“We’ll be looking for the counties as to whether or not continuing the next phase of the study and the Tier 2 is something they’re supportive of,” Pines said.
Anne Arundel County did cite a bay bridge alternative as a priority to consider last year and said it is being considered for the priority list this upcoming year, as well, said Lori Rhodes, deputy chief administrative officer for land use for the county executive.
Democratic County Executive Steuart Pittman issued a statement Thursday saying he was concerned that continued use of this corridor would add traffic to a congested thoroughfare. He said his next priority, if the project continues, will be advocating for the affected residents.
“While we would have preferred a crossing that would draw traffic to other corridors, we must now work to ensure that the next phase of study protects our existing communities and environmentally sensitive areas,” Pittman said in the statement. “We must also explore future traffic patterns along the whole Route 50 corridor, including options for public transit, shifts from sprawl development to smart growth, and telecommuting.”
The County Council passed a resolution last summer indicating it wanted an alternative. Queen Anne’s and other Eastern Shore counties voiced their support to the transportation authority for creating an alternative to the current bridge setup, as well, said Pines. Queen Anne’s County Administrator Todd Mohn said the Board of County Commissioners is particularly excited at the possibility of a replacement bridge.

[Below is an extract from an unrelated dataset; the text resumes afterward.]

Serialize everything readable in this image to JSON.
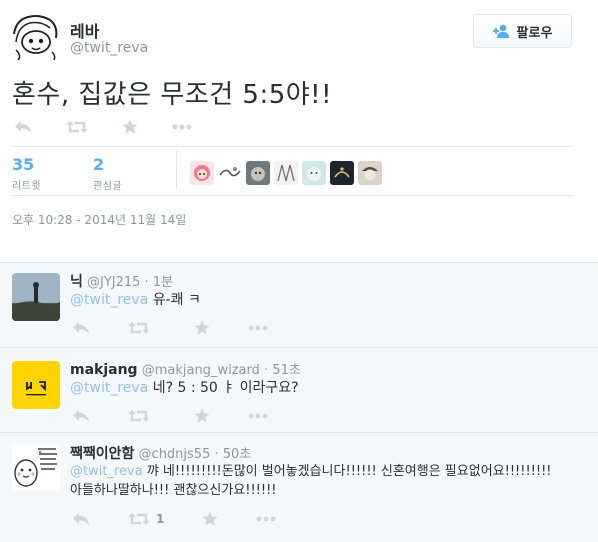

“Frankly, other corridor alternatives had levels of service that oftentimes were still very severely congested,” Pines said, adding that Pittman’s concerns, environmental and residential impact, have been and would continue to be considered if the process continues. “Those are considerations that would be more fully vetted during a Tier 2 study.”